--- Work order ---
Can you reproduce the data beneath, keeping every line exact?

Records from a dataset
----
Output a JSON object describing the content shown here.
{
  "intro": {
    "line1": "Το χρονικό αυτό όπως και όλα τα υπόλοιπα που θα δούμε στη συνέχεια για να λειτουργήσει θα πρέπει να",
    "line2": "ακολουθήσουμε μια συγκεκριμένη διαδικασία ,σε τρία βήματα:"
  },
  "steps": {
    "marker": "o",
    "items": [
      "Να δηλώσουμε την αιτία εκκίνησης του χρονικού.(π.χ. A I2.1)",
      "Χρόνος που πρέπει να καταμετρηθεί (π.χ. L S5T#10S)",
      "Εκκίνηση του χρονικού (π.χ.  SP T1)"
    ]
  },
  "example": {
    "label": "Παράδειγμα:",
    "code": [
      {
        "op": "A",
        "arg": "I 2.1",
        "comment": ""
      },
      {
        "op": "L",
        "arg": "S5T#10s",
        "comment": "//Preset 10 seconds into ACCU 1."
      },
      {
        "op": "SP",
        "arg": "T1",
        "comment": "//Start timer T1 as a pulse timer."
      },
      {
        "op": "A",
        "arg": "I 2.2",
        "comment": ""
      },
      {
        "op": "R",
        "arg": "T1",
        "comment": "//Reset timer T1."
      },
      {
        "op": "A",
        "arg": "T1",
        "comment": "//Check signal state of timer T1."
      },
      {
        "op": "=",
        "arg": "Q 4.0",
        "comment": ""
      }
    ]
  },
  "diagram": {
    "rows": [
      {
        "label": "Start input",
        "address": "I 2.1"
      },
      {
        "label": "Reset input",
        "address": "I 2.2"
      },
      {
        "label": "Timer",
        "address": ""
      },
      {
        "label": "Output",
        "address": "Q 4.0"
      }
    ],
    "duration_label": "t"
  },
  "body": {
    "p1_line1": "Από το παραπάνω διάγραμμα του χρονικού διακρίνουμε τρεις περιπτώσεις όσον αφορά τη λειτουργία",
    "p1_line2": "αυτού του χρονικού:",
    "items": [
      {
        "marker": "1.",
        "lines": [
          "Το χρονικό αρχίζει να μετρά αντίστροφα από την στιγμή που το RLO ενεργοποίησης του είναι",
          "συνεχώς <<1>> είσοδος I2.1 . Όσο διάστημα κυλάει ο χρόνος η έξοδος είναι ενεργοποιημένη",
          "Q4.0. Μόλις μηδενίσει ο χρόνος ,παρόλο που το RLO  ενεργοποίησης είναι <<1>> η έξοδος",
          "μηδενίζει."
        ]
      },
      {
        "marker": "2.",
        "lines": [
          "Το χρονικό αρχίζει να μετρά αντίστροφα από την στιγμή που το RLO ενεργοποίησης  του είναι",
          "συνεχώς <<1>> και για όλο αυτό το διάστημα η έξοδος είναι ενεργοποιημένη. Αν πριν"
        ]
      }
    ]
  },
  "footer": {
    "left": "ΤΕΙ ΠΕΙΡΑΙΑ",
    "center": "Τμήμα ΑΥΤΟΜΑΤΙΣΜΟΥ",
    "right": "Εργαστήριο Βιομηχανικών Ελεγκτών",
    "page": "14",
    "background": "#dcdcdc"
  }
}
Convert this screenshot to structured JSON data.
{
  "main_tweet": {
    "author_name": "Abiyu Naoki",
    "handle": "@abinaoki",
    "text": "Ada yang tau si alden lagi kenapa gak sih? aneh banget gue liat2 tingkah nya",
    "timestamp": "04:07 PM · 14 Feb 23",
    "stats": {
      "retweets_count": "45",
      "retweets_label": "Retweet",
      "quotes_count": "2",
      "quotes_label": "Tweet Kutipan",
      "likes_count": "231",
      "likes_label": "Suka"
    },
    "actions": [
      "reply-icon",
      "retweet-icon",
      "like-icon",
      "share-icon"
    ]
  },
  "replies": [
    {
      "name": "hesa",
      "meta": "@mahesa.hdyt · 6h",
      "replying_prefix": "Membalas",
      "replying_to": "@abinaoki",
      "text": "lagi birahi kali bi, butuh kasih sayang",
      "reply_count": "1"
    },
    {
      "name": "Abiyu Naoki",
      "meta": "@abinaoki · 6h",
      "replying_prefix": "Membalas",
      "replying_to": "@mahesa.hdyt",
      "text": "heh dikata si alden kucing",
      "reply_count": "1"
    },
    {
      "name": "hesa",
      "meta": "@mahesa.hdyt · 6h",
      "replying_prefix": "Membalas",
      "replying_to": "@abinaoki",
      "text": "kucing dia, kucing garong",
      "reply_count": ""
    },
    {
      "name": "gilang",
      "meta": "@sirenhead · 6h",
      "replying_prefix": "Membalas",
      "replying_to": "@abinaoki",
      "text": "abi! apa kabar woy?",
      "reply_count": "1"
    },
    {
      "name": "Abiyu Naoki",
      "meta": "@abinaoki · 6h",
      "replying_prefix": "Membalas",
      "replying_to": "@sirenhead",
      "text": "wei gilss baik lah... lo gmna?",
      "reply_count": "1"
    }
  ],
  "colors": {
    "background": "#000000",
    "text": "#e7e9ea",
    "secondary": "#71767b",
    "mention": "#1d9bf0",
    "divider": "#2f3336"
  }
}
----
--- Answer section ---
Output a JSON object describing the content shown here.
{
  "intro": {
    "line1": "Το χρονικό αυτό όπως και όλα τα υπόλοιπα που θα δούμε στη συνέχεια για να λειτουργήσει θα πρέπει να",
    "line2": "ακολουθήσουμε μια συγκεκριμένη διαδικασία ,σε τρία βήματα:"
  },
  "steps": {
    "marker": "o",
    "items": [
      "Να δηλώσουμε την αιτία εκκίνησης του χρονικού.(π.χ. A I2.1)",
      "Χρόνος που πρέπει να καταμετρηθεί (π.χ. L S5T#10S)",
      "Εκκίνηση του χρονικού (π.χ.  SP T1)"
    ]
  },
  "example": {
    "label": "Παράδειγμα:",
    "code": [
      {
        "op": "A",
        "arg": "I 2.1",
        "comment": ""
      },
      {
        "op": "L",
        "arg": "S5T#10s",
        "comment": "//Preset 10 seconds into ACCU 1."
      },
      {
        "op": "SP",
        "arg": "T1",
        "comment": "//Start timer T1 as a pulse timer."
      },
      {
        "op": "A",
        "arg": "I 2.2",
        "comment": ""
      },
      {
        "op": "R",
        "arg": "T1",
        "comment": "//Reset timer T1."
      },
      {
        "op": "A",
        "arg": "T1",
        "comment": "//Check signal state of timer T1."
      },
      {
        "op": "=",
        "arg": "Q 4.0",
        "comment": ""
      }
    ]
  },
  "diagram": {
    "rows": [
      {
        "label": "Start input",
        "address": "I 2.1"
      },
      {
        "label": "Reset input",
        "address": "I 2.2"
      },
      {
        "label": "Timer",
        "address": ""
      },
      {
        "label": "Output",
        "address": "Q 4.0"
      }
    ],
    "duration_label": "t"
  },
  "body": {
    "p1_line1": "Από το παραπάνω διάγραμμα του χρονικού διακρίνουμε τρεις περιπτώσεις όσον αφορά τη λειτουργία",
    "p1_line2": "αυτού του χρονικού:",
    "items": [
      {
        "marker": "1.",
        "lines": [
          "Το χρονικό αρχίζει να μετρά αντίστροφα από την στιγμή που το RLO ενεργοποίησης του είναι",
          "συνεχώς <<1>> είσοδος I2.1 . Όσο διάστημα κυλάει ο χρόνος η έξοδος είναι ενεργοποιημένη",
          "Q4.0. Μόλις μηδενίσει ο χρόνος ,παρόλο που το RLO  ενεργοποίησης είναι <<1>> η έξοδος",
          "μηδενίζει."
        ]
      },
      {
        "marker": "2.",
        "lines": [
          "Το χρονικό αρχίζει να μετρά αντίστροφα από την στιγμή που το RLO ενεργοποίησης  του είναι",
          "συνεχώς <<1>> και για όλο αυτό το διάστημα η έξοδος είναι ενεργοποιημένη. Αν πριν"
        ]
      }
    ]
  },
  "footer": {
    "left": "ΤΕΙ ΠΕΙΡΑΙΑ",
    "center": "Τμήμα ΑΥΤΟΜΑΤΙΣΜΟΥ",
    "right": "Εργαστήριο Βιομηχανικών Ελεγκτών",
    "page": "14",
    "background": "#dcdcdc"
  }
}
Convert this screenshot to structured JSON data.
{
  "main_tweet": {
    "author_name": "Abiyu Naoki",
    "handle": "@abinaoki",
    "text": "Ada yang tau si alden lagi kenapa gak sih? aneh banget gue liat2 tingkah nya",
    "timestamp": "04:07 PM · 14 Feb 23",
    "stats": {
      "retweets_count": "45",
      "retweets_label": "Retweet",
      "quotes_count": "2",
      "quotes_label": "Tweet Kutipan",
      "likes_count": "231",
      "likes_label": "Suka"
    },
    "actions": [
      "reply-icon",
      "retweet-icon",
      "like-icon",
      "share-icon"
    ]
  },
  "replies": [
    {
      "name": "hesa",
      "meta": "@mahesa.hdyt · 6h",
      "replying_prefix": "Membalas",
      "replying_to": "@abinaoki",
      "text": "lagi birahi kali bi, butuh kasih sayang",
      "reply_count": "1"
    },
    {
      "name": "Abiyu Naoki",
      "meta": "@abinaoki · 6h",
      "replying_prefix": "Membalas",
      "replying_to": "@mahesa.hdyt",
      "text": "heh dikata si alden kucing",
      "reply_count": "1"
    },
    {
      "name": "hesa",
      "meta": "@mahesa.hdyt · 6h",
      "replying_prefix": "Membalas",
      "replying_to": "@abinaoki",
      "text": "kucing dia, kucing garong",
      "reply_count": ""
    },
    {
      "name": "gilang",
      "meta": "@sirenhead · 6h",
      "replying_prefix": "Membalas",
      "replying_to": "@abinaoki",
      "text": "abi! apa kabar woy?",
      "reply_count": "1"
    },
    {
      "name": "Abiyu Naoki",
      "meta": "@abinaoki · 6h",
      "replying_prefix": "Membalas",
      "replying_to": "@sirenhead",
      "text": "wei gilss baik lah... lo gmna?",
      "reply_count": "1"
    }
  ],
  "colors": {
    "background": "#000000",
    "text": "#e7e9ea",
    "secondary": "#71767b",
    "mention": "#1d9bf0",
    "divider": "#2f3336"
  }
}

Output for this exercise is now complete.